Data to use:
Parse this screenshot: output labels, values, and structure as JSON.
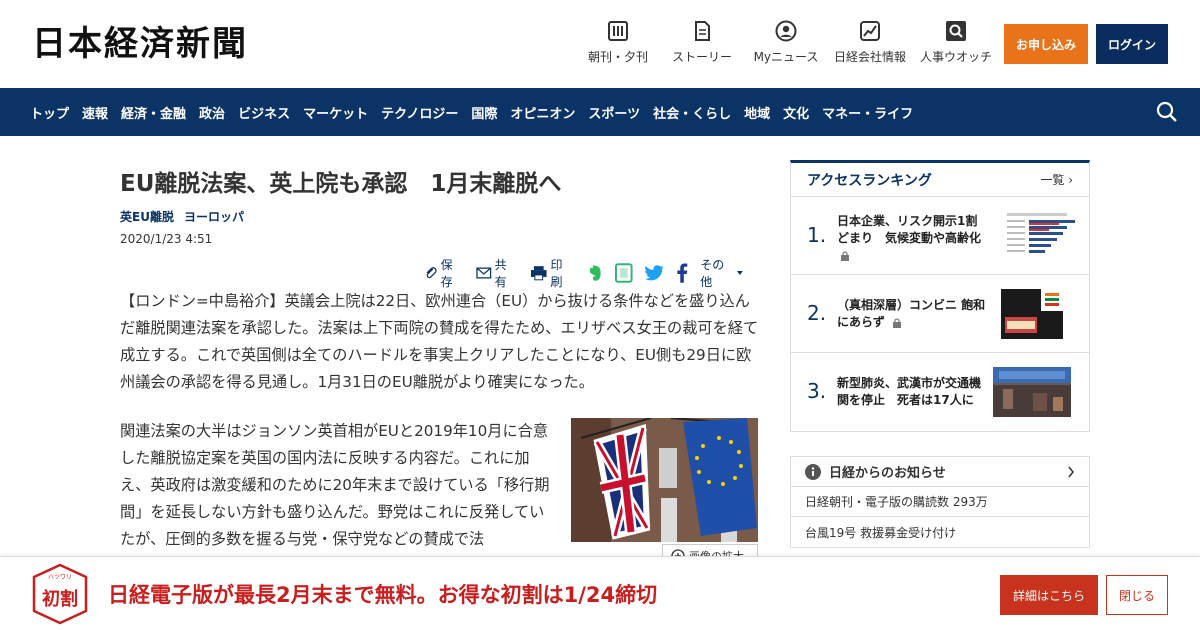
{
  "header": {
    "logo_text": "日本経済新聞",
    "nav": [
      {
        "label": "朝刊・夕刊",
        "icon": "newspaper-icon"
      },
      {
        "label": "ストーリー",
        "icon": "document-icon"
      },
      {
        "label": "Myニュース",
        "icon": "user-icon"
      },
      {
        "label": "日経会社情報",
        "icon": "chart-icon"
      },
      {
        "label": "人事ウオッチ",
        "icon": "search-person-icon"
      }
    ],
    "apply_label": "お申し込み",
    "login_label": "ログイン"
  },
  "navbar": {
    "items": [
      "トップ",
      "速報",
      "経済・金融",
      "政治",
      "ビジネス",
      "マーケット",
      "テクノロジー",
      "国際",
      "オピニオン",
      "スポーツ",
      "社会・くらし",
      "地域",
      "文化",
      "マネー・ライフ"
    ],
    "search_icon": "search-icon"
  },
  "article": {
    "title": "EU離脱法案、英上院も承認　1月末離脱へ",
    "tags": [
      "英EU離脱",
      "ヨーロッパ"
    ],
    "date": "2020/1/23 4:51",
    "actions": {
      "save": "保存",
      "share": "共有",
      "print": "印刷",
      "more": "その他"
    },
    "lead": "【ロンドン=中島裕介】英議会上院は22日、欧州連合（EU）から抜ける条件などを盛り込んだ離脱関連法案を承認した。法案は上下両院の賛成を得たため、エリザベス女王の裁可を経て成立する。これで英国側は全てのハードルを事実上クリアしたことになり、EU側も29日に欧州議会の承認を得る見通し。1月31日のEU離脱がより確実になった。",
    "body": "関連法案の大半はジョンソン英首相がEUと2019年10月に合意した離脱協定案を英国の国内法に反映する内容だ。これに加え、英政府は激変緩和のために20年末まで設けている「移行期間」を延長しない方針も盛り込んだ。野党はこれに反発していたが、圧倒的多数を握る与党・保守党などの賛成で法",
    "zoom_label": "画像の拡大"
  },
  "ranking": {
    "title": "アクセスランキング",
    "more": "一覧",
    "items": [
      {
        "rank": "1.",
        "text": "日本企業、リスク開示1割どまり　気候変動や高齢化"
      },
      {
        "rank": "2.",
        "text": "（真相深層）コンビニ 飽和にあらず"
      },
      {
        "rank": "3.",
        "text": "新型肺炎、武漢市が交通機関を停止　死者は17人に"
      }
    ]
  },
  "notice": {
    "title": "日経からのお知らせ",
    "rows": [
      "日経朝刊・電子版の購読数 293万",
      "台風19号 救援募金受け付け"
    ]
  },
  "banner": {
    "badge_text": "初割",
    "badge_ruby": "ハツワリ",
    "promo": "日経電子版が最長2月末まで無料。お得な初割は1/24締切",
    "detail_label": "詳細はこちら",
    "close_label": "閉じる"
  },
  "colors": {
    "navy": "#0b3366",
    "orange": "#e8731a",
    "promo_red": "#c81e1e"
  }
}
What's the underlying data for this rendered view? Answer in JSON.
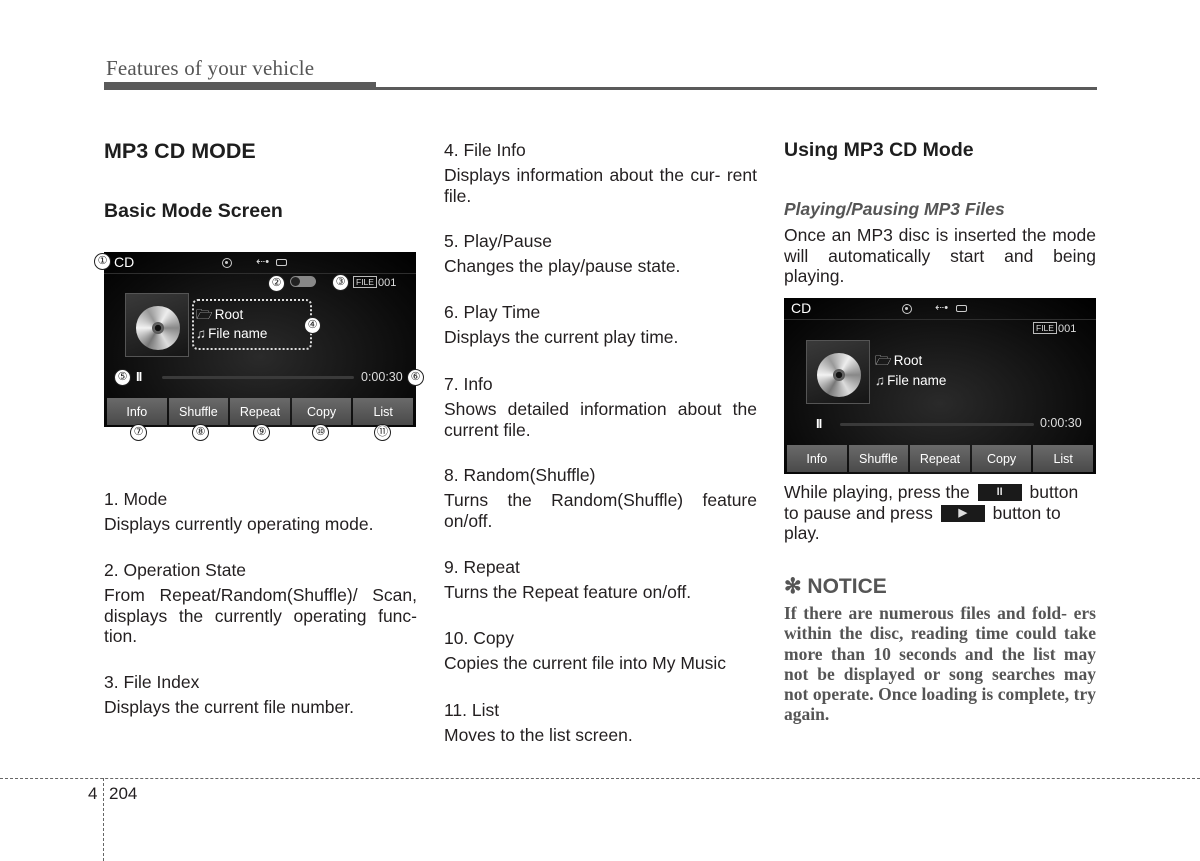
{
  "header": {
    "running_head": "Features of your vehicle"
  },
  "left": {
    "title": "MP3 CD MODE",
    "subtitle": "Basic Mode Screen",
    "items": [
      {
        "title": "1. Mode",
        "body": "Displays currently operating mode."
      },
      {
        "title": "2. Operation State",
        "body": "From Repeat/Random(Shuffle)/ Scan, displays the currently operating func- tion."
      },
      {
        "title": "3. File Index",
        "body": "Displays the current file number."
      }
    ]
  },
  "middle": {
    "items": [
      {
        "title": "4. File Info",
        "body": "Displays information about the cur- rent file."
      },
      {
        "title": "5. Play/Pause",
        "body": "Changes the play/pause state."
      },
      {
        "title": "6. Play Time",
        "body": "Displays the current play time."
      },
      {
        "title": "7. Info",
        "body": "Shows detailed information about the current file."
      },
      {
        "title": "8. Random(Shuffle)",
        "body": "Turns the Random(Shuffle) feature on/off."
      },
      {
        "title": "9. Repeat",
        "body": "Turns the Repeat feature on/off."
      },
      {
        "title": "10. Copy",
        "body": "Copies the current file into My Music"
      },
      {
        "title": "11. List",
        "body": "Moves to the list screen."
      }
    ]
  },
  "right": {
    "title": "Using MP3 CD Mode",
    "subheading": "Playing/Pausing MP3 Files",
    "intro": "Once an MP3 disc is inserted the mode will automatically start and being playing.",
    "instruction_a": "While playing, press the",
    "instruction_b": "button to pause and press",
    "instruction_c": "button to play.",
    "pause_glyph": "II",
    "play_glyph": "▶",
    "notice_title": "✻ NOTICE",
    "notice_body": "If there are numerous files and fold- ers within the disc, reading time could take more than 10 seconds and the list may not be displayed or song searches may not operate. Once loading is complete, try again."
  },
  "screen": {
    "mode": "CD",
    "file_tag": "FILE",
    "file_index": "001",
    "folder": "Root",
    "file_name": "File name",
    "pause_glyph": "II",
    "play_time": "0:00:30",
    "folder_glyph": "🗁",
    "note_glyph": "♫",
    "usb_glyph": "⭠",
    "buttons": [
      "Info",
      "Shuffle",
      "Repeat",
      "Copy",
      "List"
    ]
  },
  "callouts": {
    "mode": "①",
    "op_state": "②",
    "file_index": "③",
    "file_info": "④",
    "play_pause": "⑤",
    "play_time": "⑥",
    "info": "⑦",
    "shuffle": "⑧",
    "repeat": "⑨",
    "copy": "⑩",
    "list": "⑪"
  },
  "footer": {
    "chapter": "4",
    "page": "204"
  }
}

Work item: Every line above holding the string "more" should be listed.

Final answer:
      "more": "その他"
    "more": "一覧",
    "notice_body": "If there are numerous files and fold- ers within the disc, reading time could take more than 10 seconds and the list may not be displayed or song searches may not operate. Once loading is complete, try again."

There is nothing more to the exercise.